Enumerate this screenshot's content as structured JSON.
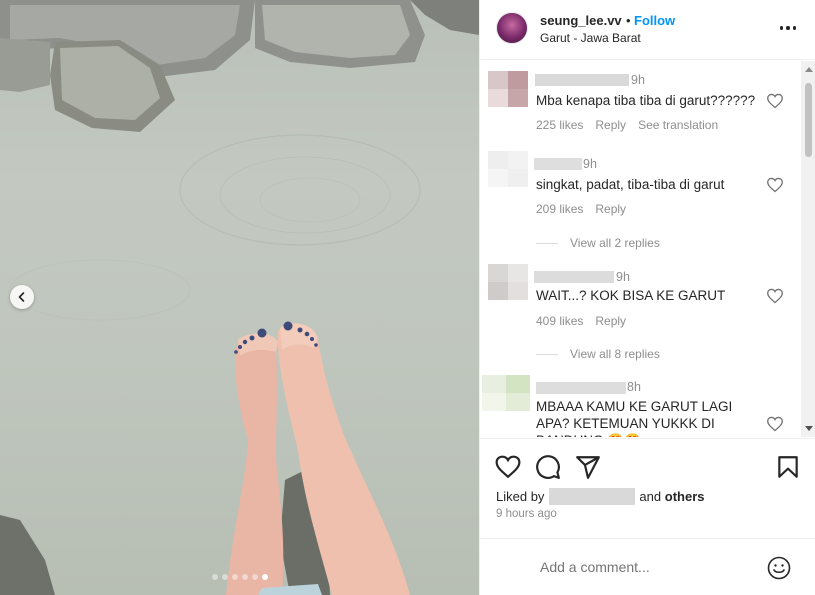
{
  "post": {
    "username": "seung_lee.vv",
    "separator": "•",
    "follow_label": "Follow",
    "location": "Garut - Jawa Barat",
    "carousel": {
      "dot_count": 6,
      "active_index": 5
    }
  },
  "comments": [
    {
      "time": "9h",
      "text": "Mba kenapa tiba tiba di garut??????",
      "likes": "225 likes",
      "reply_label": "Reply",
      "translate_label": "See translation",
      "replies_label": ""
    },
    {
      "time": "9h",
      "text": "singkat, padat, tiba-tiba di garut",
      "likes": "209 likes",
      "reply_label": "Reply",
      "translate_label": "",
      "replies_label": "View all 2 replies"
    },
    {
      "time": "9h",
      "text": "WAIT...? KOK BISA KE GARUT",
      "likes": "409 likes",
      "reply_label": "Reply",
      "translate_label": "",
      "replies_label": "View all 8 replies"
    },
    {
      "time": "8h",
      "text": "MBAAA KAMU KE GARUT LAGI APA? KETEMUAN YUKKK DI BANDUNG 😍😍",
      "likes": "",
      "reply_label": "",
      "translate_label": "",
      "replies_label": ""
    }
  ],
  "footer": {
    "liked_by_prefix": "Liked by",
    "liked_by_suffix_and": "and",
    "liked_by_others": "others",
    "time_ago": "9 hours ago",
    "add_comment_placeholder": "Add a comment..."
  },
  "icons": {
    "like": "heart-icon",
    "comment": "comment-icon",
    "share": "share-icon",
    "save": "bookmark-icon",
    "emoji": "emoji-icon",
    "more": "more-options-icon",
    "prev": "chevron-left-icon"
  },
  "colors": {
    "accent": "#0095f6",
    "text": "#262626",
    "secondary_text": "#8e8e8e",
    "border": "#efefef",
    "water": "#c3c9c1"
  }
}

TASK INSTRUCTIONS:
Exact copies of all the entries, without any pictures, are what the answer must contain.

RESULT:
Enumerate this screenshot's content as structured JSON.
{
  "post": {
    "username": "seung_lee.vv",
    "separator": "•",
    "follow_label": "Follow",
    "location": "Garut - Jawa Barat",
    "carousel": {
      "dot_count": 6,
      "active_index": 5
    }
  },
  "comments": [
    {
      "time": "9h",
      "text": "Mba kenapa tiba tiba di garut??????",
      "likes": "225 likes",
      "reply_label": "Reply",
      "translate_label": "See translation",
      "replies_label": ""
    },
    {
      "time": "9h",
      "text": "singkat, padat, tiba-tiba di garut",
      "likes": "209 likes",
      "reply_label": "Reply",
      "translate_label": "",
      "replies_label": "View all 2 replies"
    },
    {
      "time": "9h",
      "text": "WAIT...? KOK BISA KE GARUT",
      "likes": "409 likes",
      "reply_label": "Reply",
      "translate_label": "",
      "replies_label": "View all 8 replies"
    },
    {
      "time": "8h",
      "text": "MBAAA KAMU KE GARUT LAGI APA? KETEMUAN YUKKK DI BANDUNG 😍😍",
      "likes": "",
      "reply_label": "",
      "translate_label": "",
      "replies_label": ""
    }
  ],
  "footer": {
    "liked_by_prefix": "Liked by",
    "liked_by_suffix_and": "and",
    "liked_by_others": "others",
    "time_ago": "9 hours ago",
    "add_comment_placeholder": "Add a comment..."
  },
  "icons": {
    "like": "heart-icon",
    "comment": "comment-icon",
    "share": "share-icon",
    "save": "bookmark-icon",
    "emoji": "emoji-icon",
    "more": "more-options-icon",
    "prev": "chevron-left-icon"
  },
  "colors": {
    "accent": "#0095f6",
    "text": "#262626",
    "secondary_text": "#8e8e8e",
    "border": "#efefef",
    "water": "#c3c9c1"
  }
}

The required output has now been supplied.